• WORK REQUIRED: In the records, find every line with the word "this" and copy it out.

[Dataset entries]
Start of Block

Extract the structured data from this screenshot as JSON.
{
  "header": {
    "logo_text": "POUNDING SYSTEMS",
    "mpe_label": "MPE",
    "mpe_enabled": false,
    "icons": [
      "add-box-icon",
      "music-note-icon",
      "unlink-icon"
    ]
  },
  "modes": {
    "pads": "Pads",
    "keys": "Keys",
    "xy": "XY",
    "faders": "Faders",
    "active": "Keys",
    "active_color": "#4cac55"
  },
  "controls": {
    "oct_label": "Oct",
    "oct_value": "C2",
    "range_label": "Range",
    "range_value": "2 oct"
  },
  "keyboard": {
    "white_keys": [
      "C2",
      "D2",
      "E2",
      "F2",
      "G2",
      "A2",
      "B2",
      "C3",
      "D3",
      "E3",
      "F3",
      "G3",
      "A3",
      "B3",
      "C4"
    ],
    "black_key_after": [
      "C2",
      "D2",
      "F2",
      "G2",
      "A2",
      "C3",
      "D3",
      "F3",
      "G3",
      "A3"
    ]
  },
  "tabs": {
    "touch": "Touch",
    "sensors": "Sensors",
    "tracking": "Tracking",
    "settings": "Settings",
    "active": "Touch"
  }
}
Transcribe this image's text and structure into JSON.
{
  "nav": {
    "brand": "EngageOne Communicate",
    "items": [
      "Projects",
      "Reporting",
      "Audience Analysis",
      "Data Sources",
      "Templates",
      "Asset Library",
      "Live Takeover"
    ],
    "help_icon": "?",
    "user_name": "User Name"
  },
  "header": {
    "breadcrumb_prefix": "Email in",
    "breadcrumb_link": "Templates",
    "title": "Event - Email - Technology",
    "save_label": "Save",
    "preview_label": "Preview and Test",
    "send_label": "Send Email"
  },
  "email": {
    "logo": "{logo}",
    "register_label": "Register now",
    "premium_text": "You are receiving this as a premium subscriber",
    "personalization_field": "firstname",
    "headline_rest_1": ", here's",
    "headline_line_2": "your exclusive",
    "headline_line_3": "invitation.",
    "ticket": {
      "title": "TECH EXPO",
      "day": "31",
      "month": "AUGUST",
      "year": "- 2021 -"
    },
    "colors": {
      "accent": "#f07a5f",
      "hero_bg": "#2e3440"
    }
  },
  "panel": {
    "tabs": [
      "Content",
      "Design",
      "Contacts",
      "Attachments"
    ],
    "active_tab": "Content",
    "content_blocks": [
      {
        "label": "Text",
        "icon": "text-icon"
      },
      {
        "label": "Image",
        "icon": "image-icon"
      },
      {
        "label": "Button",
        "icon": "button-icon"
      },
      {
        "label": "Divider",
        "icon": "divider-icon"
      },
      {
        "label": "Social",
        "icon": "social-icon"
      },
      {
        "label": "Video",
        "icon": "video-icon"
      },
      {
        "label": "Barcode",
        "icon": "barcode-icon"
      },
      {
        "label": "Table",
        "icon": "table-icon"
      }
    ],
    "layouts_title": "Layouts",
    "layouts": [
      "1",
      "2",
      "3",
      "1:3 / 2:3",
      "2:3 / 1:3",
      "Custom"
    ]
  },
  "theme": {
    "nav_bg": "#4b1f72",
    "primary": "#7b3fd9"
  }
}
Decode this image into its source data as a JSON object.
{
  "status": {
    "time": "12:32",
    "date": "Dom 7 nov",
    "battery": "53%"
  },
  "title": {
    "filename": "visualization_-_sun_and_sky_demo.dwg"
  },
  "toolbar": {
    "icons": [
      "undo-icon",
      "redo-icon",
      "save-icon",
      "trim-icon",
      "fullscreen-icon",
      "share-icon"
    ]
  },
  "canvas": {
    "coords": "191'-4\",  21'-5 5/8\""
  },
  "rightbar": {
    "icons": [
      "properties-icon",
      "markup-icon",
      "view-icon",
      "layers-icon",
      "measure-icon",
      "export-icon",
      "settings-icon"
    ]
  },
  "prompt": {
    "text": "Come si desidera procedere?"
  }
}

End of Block

• WRITTEN ANSWER:
Extract the structured data from this screenshot as JSON.
Transcribe this image's text and structure into JSON.
    "premium_text": "You are receiving this as a premium subscriber",
Decode this image into its source data as a JSON object.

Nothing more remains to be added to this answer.